I have to admit that hard video media continues to follow positive trends — good old Kino Lorber has announced that it’ll be releasing a 4K Ultra HD disc set of Orson Welles’ Touch of Evil this summer. So far the news about the disc is all good. I was just thinking about pulling out my (very good) Blu-ray of the show and thought, gee, if they do put this on 4K it will probably just be the re-thought and re-edited 1998 version. Nope, Universal and Kino are going to give us all three variants, which means my favorite (#2, the long 1958 cut) will be there. And once again I’ll get to boast about seeing it just as it was discovered at UCLA, around 1972 or 1973.
Touch of Evil is on the short list of American films so unique in style and approach, they stand out as special successes — Charles Laughton’s The Night of the Hunter is another that comes to mind. Not being appreciated when new adds to the ‘legendary’ cachet as well.
In researching films by Philip Yordan and Samuel Bronston and to keep up with Hollywood blacklist history I finally read the career autobiography of Bernard Gordon, entitled Hollywood Exile, or How I Learned to Love the Blacklist. Gordon offers detailed background information on the production of The Day of the Triffids, which he wrote although Philip Yordan took the credit.
We also learn much about the making of Gordon’s other movies, from The Zombies of Mora Tau to 55 Days at Peking, and there’s even a mention of Philip Yordan’s crazy ‘Utah’ films produced in the early ’80s on which my friends Steve Nielson and Wayne Schmidt worked as editors. Gordon’s a good writer, too. But somebody tell me: why has the official IMDB page for The Day of the Triffids started listing it as Invasion of the Triffids, or sometimes, Revolt of the Triffids? I think somebody’s pulling a fast one.
Next, correspondent Keith West sent in this link to a truly unusual comic book tie-in for MGM’s 1951 Quo Vadis … a ‘Komik’ book with art reminiscent of that seen in classic Prince Valiant comics … and apparently only released in the Philippines, in the Tagalog language.
And finally, we’ve got another pre-order announcement guaranteed to burn a hole in the wallets of EuroHorror fans: Severin Films has something completely unexpected coming up on May 25 and available for pre-order now: a 9-disc ‘EuroCrypt of Christopher Lee’ boxed set containing five of his European features (Crypt of the Vampire, Castle of the Living Dead (↑), Sherlock Holmes and the Deadly Necklace, The Torture Chamber of Dr. Sadism (↓) and Challenge the Devil) — plus a full Polish horror anthology TV series Theater Macabre hosted by Lee.

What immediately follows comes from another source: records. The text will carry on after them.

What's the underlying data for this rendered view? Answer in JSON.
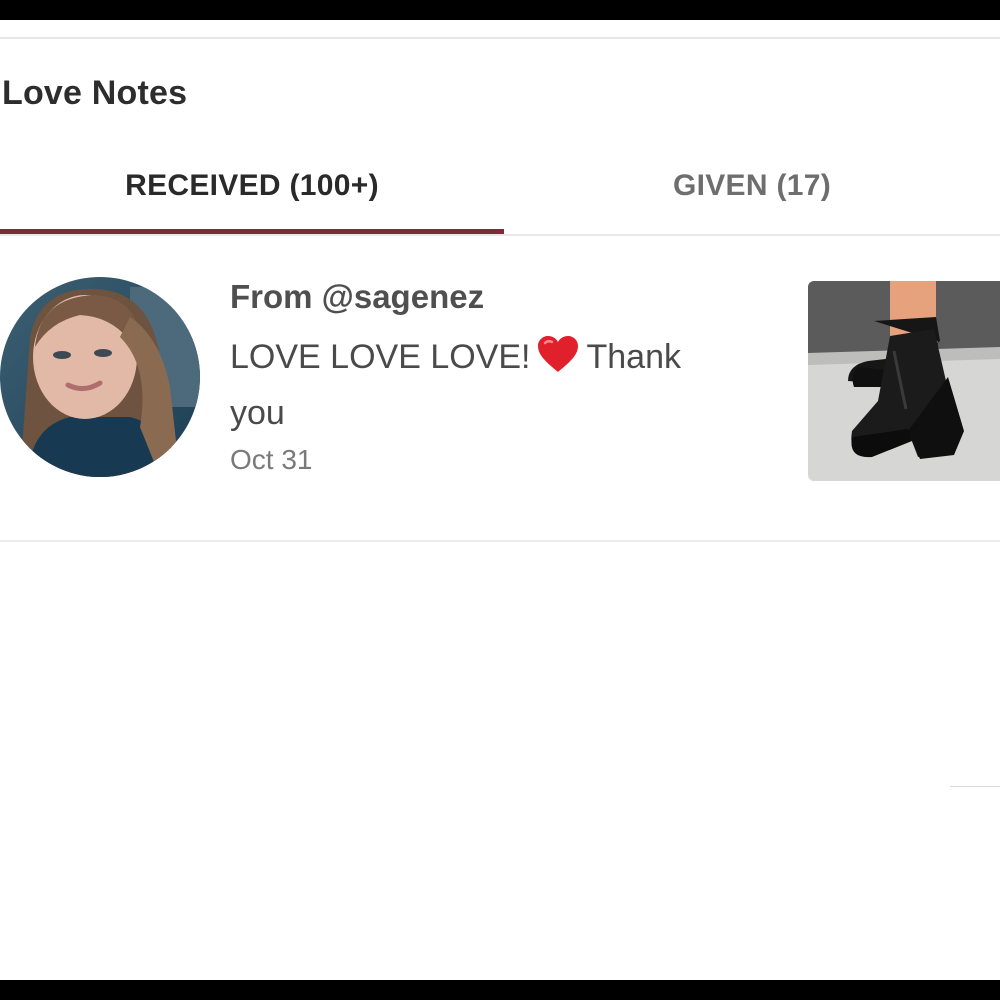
{
  "page": {
    "title": "Love Notes"
  },
  "tabs": [
    {
      "label": "RECEIVED (100+)",
      "active": true
    },
    {
      "label": "GIVEN (17)",
      "active": false
    }
  ],
  "notes": [
    {
      "from": "From @sagenez",
      "message_before": "LOVE LOVE LOVE!",
      "emoji": "heart-icon",
      "message_after": "Thank you",
      "date": "Oct 31"
    }
  ],
  "colors": {
    "accent": "#7b2c38",
    "heart": "#e0202b"
  }
}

The plentiful extras include the short documentary HORROR! containing behind-the-scenes footage from Masque of the Red Death and The Gorgon, plus audio commentaries, a CD soundtrack for Castle of the Living Dead and an 88-page book. Details for the set are at the Severin Films page; the release date is May 25. Also offered is a very limited, extra pricey ‘bundle’ that will include a signed copy of Tony Dalton’s forthcoming biography of Terence Fisher, an enamel pin and a poster. Here’s a link to the entertaining four-minute Official Trailer for Severin’s The EuroCrypt of Christopher Lee.
Thanks for reading! — Glenn Erickson